Your answer should be one number: the count of lines in the data below that include "Address".

= Beginning of Section =

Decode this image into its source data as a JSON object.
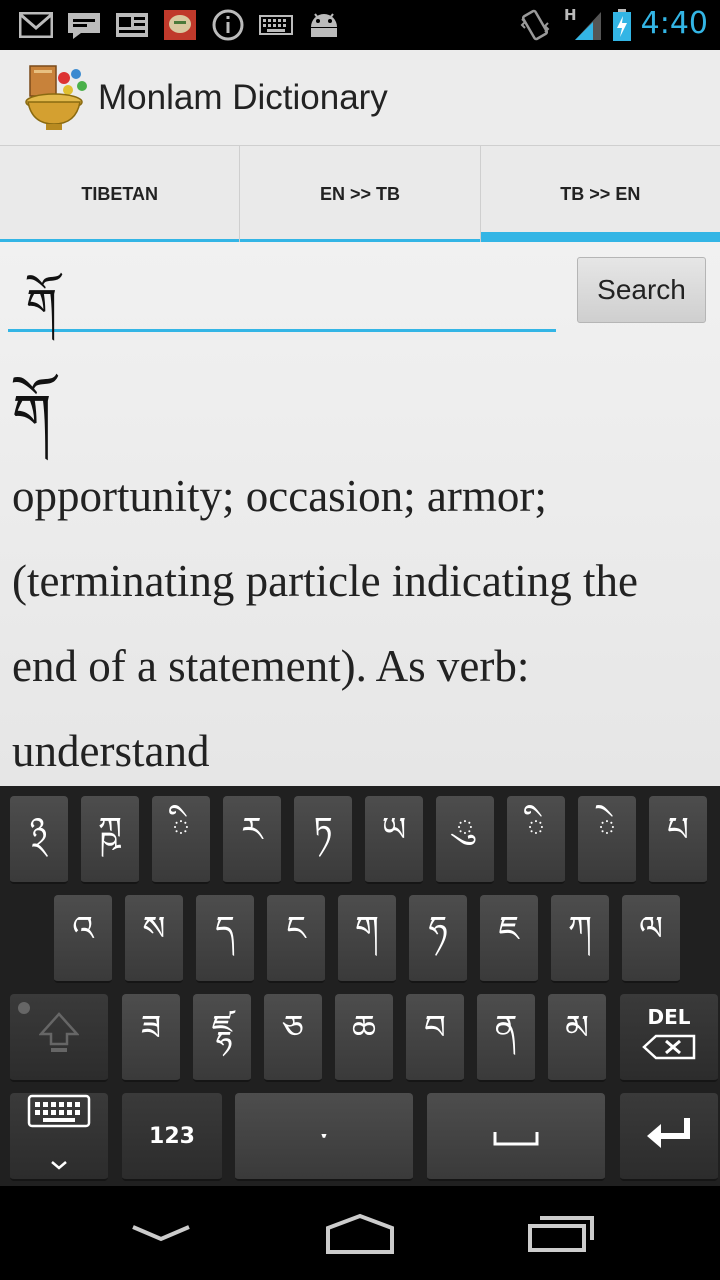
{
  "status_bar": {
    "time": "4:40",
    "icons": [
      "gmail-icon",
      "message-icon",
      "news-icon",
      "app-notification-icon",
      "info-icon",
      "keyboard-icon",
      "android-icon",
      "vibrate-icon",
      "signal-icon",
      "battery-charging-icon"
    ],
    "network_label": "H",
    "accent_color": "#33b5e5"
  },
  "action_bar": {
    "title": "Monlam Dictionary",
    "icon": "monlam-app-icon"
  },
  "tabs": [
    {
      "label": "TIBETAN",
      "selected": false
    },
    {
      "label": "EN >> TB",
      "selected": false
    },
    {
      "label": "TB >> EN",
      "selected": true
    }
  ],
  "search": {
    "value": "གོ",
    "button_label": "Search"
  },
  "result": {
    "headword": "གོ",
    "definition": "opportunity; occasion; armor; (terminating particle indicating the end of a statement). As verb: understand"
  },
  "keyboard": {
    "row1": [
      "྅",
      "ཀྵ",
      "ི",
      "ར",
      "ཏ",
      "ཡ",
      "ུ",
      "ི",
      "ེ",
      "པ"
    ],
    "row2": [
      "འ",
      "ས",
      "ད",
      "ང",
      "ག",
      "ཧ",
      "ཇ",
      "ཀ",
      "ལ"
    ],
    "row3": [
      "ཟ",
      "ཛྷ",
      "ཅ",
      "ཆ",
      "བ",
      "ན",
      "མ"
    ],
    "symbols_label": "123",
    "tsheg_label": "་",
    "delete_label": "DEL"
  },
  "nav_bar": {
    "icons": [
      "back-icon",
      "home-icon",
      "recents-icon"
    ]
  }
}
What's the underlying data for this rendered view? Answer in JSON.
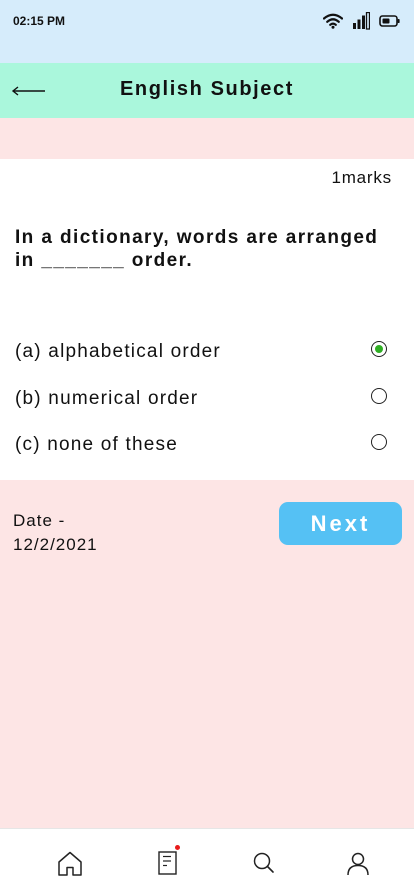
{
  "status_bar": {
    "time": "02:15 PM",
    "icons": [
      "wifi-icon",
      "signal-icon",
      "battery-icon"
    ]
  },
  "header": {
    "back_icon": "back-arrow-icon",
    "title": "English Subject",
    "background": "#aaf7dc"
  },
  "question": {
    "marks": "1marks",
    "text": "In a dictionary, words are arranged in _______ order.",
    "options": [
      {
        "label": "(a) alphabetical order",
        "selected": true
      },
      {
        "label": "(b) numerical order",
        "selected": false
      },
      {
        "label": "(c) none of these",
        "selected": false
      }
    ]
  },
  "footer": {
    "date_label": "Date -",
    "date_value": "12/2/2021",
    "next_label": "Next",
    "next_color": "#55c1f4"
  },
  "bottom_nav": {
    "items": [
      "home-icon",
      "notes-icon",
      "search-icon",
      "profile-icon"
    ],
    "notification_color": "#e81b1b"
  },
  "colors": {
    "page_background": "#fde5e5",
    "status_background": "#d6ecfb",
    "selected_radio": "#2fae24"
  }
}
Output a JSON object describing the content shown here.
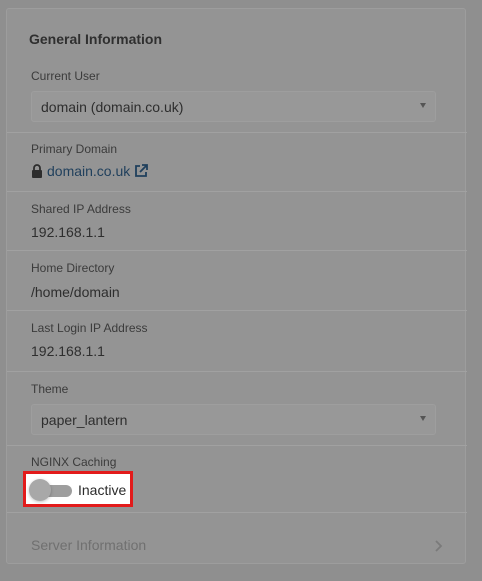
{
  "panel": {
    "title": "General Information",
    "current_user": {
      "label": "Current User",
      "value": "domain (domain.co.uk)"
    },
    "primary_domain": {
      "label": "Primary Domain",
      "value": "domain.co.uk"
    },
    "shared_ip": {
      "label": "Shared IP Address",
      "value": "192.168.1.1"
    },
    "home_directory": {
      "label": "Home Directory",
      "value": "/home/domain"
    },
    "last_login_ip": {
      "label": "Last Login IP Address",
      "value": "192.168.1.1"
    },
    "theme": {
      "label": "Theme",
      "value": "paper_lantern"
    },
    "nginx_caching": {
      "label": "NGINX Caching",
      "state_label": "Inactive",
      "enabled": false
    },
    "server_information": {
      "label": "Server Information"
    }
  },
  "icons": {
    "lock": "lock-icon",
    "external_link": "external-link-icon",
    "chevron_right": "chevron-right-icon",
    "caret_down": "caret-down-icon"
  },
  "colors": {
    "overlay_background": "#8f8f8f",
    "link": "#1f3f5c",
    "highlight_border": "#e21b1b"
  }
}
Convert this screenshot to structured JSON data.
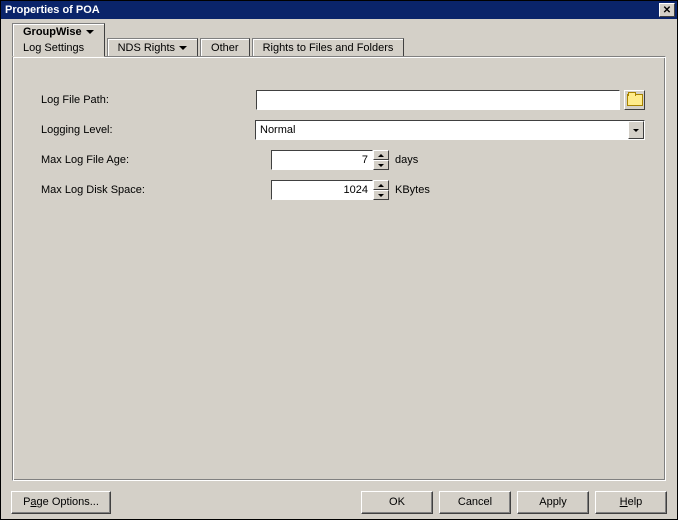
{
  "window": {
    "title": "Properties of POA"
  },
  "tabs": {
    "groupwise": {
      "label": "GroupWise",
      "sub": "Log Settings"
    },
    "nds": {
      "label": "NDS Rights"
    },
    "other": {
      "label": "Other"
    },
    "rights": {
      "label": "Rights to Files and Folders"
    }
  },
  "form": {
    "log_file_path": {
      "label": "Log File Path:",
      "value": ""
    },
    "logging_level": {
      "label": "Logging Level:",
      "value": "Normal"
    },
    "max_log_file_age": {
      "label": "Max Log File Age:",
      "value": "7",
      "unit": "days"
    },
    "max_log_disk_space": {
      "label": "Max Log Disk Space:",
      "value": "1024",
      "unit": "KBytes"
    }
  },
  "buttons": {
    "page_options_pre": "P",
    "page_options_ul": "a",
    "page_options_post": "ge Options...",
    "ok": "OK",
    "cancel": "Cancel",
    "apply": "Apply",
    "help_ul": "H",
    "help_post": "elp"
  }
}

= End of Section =

# Your solution
2